# WHAT TO DO:
Return the following entries exactly, word for word.

# EXCERPTED DATA:
▼

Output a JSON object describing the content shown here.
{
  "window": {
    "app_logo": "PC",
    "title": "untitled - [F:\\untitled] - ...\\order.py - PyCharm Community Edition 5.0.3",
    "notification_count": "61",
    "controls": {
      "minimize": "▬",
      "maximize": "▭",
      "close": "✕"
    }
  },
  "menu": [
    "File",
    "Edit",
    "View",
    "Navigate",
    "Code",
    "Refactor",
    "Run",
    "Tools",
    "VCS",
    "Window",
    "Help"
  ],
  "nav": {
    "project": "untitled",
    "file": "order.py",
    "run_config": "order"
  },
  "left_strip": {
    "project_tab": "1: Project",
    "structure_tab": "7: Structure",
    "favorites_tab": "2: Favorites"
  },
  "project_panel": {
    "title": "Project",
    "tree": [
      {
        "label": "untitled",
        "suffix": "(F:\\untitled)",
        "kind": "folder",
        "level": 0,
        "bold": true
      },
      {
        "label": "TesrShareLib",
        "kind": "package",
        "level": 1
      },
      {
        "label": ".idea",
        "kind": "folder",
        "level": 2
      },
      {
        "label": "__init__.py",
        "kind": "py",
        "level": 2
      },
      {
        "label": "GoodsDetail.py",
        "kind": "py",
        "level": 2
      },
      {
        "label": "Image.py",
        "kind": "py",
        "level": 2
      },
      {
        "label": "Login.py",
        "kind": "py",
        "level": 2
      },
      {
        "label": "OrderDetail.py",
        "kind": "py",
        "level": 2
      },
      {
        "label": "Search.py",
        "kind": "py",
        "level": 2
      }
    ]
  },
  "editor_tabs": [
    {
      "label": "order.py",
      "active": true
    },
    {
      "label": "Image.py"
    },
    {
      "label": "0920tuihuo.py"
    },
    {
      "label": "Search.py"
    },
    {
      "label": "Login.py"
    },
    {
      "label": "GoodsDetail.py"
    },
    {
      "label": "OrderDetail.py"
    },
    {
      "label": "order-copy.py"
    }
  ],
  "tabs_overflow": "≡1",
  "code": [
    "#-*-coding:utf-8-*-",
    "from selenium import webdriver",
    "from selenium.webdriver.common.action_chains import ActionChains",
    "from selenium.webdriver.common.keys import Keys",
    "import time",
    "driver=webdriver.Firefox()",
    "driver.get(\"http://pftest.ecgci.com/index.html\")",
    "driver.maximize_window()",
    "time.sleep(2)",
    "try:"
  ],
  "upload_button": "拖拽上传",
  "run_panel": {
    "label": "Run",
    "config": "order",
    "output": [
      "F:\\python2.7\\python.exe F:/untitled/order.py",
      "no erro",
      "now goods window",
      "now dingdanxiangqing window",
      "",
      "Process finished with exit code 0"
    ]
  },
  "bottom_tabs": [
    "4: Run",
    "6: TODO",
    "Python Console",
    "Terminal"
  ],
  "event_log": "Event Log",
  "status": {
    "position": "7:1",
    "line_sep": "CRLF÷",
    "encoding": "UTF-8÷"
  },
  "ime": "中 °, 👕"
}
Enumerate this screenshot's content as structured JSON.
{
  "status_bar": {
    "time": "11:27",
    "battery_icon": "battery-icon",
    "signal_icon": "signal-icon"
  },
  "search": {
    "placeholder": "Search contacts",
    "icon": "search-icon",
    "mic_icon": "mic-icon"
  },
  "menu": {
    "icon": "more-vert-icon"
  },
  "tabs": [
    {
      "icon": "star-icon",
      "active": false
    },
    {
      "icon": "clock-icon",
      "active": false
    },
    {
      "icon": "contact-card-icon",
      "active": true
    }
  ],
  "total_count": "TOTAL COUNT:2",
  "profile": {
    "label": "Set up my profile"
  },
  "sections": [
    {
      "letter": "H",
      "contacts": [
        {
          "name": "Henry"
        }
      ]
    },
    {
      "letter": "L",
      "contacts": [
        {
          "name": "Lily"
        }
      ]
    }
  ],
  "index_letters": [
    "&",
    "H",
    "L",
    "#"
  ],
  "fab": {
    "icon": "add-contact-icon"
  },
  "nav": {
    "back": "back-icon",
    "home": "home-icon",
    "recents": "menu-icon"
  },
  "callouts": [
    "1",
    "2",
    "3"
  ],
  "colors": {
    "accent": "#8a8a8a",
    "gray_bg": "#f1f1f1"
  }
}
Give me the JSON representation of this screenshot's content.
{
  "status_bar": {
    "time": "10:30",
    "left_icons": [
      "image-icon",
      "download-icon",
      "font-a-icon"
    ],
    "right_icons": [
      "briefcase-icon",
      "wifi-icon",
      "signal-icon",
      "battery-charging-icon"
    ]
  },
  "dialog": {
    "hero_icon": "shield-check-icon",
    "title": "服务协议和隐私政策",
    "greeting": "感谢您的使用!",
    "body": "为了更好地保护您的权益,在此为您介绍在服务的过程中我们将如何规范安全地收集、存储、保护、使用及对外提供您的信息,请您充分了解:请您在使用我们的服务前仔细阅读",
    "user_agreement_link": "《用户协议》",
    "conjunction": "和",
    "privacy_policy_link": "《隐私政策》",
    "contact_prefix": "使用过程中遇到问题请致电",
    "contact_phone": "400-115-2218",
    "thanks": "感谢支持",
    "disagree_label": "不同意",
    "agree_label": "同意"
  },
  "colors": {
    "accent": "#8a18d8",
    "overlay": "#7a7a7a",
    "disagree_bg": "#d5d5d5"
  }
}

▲

# REPLY TO THE TASK:
Output a JSON object describing the content shown here.
{
  "window": {
    "app_logo": "PC",
    "title": "untitled - [F:\\untitled] - ...\\order.py - PyCharm Community Edition 5.0.3",
    "notification_count": "61",
    "controls": {
      "minimize": "▬",
      "maximize": "▭",
      "close": "✕"
    }
  },
  "menu": [
    "File",
    "Edit",
    "View",
    "Navigate",
    "Code",
    "Refactor",
    "Run",
    "Tools",
    "VCS",
    "Window",
    "Help"
  ],
  "nav": {
    "project": "untitled",
    "file": "order.py",
    "run_config": "order"
  },
  "left_strip": {
    "project_tab": "1: Project",
    "structure_tab": "7: Structure",
    "favorites_tab": "2: Favorites"
  },
  "project_panel": {
    "title": "Project",
    "tree": [
      {
        "label": "untitled",
        "suffix": "(F:\\untitled)",
        "kind": "folder",
        "level": 0,
        "bold": true
      },
      {
        "label": "TesrShareLib",
        "kind": "package",
        "level": 1
      },
      {
        "label": ".idea",
        "kind": "folder",
        "level": 2
      },
      {
        "label": "__init__.py",
        "kind": "py",
        "level": 2
      },
      {
        "label": "GoodsDetail.py",
        "kind": "py",
        "level": 2
      },
      {
        "label": "Image.py",
        "kind": "py",
        "level": 2
      },
      {
        "label": "Login.py",
        "kind": "py",
        "level": 2
      },
      {
        "label": "OrderDetail.py",
        "kind": "py",
        "level": 2
      },
      {
        "label": "Search.py",
        "kind": "py",
        "level": 2
      }
    ]
  },
  "editor_tabs": [
    {
      "label": "order.py",
      "active": true
    },
    {
      "label": "Image.py"
    },
    {
      "label": "0920tuihuo.py"
    },
    {
      "label": "Search.py"
    },
    {
      "label": "Login.py"
    },
    {
      "label": "GoodsDetail.py"
    },
    {
      "label": "OrderDetail.py"
    },
    {
      "label": "order-copy.py"
    }
  ],
  "tabs_overflow": "≡1",
  "code": [
    "#-*-coding:utf-8-*-",
    "from selenium import webdriver",
    "from selenium.webdriver.common.action_chains import ActionChains",
    "from selenium.webdriver.common.keys import Keys",
    "import time",
    "driver=webdriver.Firefox()",
    "driver.get(\"http://pftest.ecgci.com/index.html\")",
    "driver.maximize_window()",
    "time.sleep(2)",
    "try:"
  ],
  "upload_button": "拖拽上传",
  "run_panel": {
    "label": "Run",
    "config": "order",
    "output": [
      "F:\\python2.7\\python.exe F:/untitled/order.py",
      "no erro",
      "now goods window",
      "now dingdanxiangqing window",
      "",
      "Process finished with exit code 0"
    ]
  },
  "bottom_tabs": [
    "4: Run",
    "6: TODO",
    "Python Console",
    "Terminal"
  ],
  "event_log": "Event Log",
  "status": {
    "position": "7:1",
    "line_sep": "CRLF÷",
    "encoding": "UTF-8÷"
  },
  "ime": "中 °, 👕"
}
Enumerate this screenshot's content as structured JSON.
{
  "status_bar": {
    "time": "11:27",
    "battery_icon": "battery-icon",
    "signal_icon": "signal-icon"
  },
  "search": {
    "placeholder": "Search contacts",
    "icon": "search-icon",
    "mic_icon": "mic-icon"
  },
  "menu": {
    "icon": "more-vert-icon"
  },
  "tabs": [
    {
      "icon": "star-icon",
      "active": false
    },
    {
      "icon": "clock-icon",
      "active": false
    },
    {
      "icon": "contact-card-icon",
      "active": true
    }
  ],
  "total_count": "TOTAL COUNT:2",
  "profile": {
    "label": "Set up my profile"
  },
  "sections": [
    {
      "letter": "H",
      "contacts": [
        {
          "name": "Henry"
        }
      ]
    },
    {
      "letter": "L",
      "contacts": [
        {
          "name": "Lily"
        }
      ]
    }
  ],
  "index_letters": [
    "&",
    "H",
    "L",
    "#"
  ],
  "fab": {
    "icon": "add-contact-icon"
  },
  "nav": {
    "back": "back-icon",
    "home": "home-icon",
    "recents": "menu-icon"
  },
  "callouts": [
    "1",
    "2",
    "3"
  ],
  "colors": {
    "accent": "#8a8a8a",
    "gray_bg": "#f1f1f1"
  }
}
Give me the JSON representation of this screenshot's content.
{
  "status_bar": {
    "time": "10:30",
    "left_icons": [
      "image-icon",
      "download-icon",
      "font-a-icon"
    ],
    "right_icons": [
      "briefcase-icon",
      "wifi-icon",
      "signal-icon",
      "battery-charging-icon"
    ]
  },
  "dialog": {
    "hero_icon": "shield-check-icon",
    "title": "服务协议和隐私政策",
    "greeting": "感谢您的使用!",
    "body": "为了更好地保护您的权益,在此为您介绍在服务的过程中我们将如何规范安全地收集、存储、保护、使用及对外提供您的信息,请您充分了解:请您在使用我们的服务前仔细阅读",
    "user_agreement_link": "《用户协议》",
    "conjunction": "和",
    "privacy_policy_link": "《隐私政策》",
    "contact_prefix": "使用过程中遇到问题请致电",
    "contact_phone": "400-115-2218",
    "thanks": "感谢支持",
    "disagree_label": "不同意",
    "agree_label": "同意"
  },
  "colors": {
    "accent": "#8a18d8",
    "overlay": "#7a7a7a",
    "disagree_bg": "#d5d5d5"
  }
}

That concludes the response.